Q: Which comedies do you like?
“The sitcoms my dad was in are, of course, extremely important to me. But aside from them I loved Only Fools and Horses, like everybody. While the naughty boy side of me, which there is one, likes The Inbetweeners and Bad Education. Things like that. I’m quite up for naughty behaviour in a school.”
Q: Aside from paid employment, what has your choice of profession given you?
“It’s always difficult when actors talk about what acting means to them or has given them. But it is a real privilege to – as an adult – be asked to learn something you’d never considered doing before. Whether it’s singing or fighting or going underwater.
“If you’re good at something it’s quite easy to just only do that. So one of the things I like about this job is you’re constantly being faced with things you might be terrible at. As a child you have that all of the time. Whether it’s physical education things that you’re rubbish at or school subjects. I think it builds a certain resilience in people to have to keep coming up against things and possibly fail multiple times before getting the hang of it.
“As adults we’re not put in that position very often. Once you’ve passed your driving test and got a job you’re only really doing very badly in your relationship. But for us, as actors, we get to walk in and they go, ‘Right. Are you any good at gymnastics?’ And you go, ‘Oh no…’ But you have to have a go.

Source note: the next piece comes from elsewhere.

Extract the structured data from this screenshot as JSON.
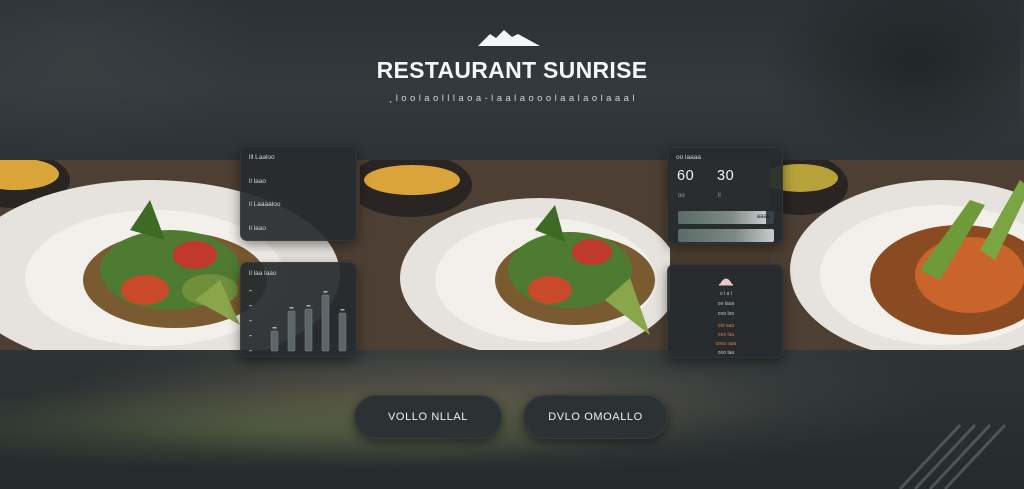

“I do think there’s something psychologically quite good about having always to be ready to go, ‘I know nothing.’ The older you get the more you realise that’s the case. But it’s quite a good thing to keep having that happen.”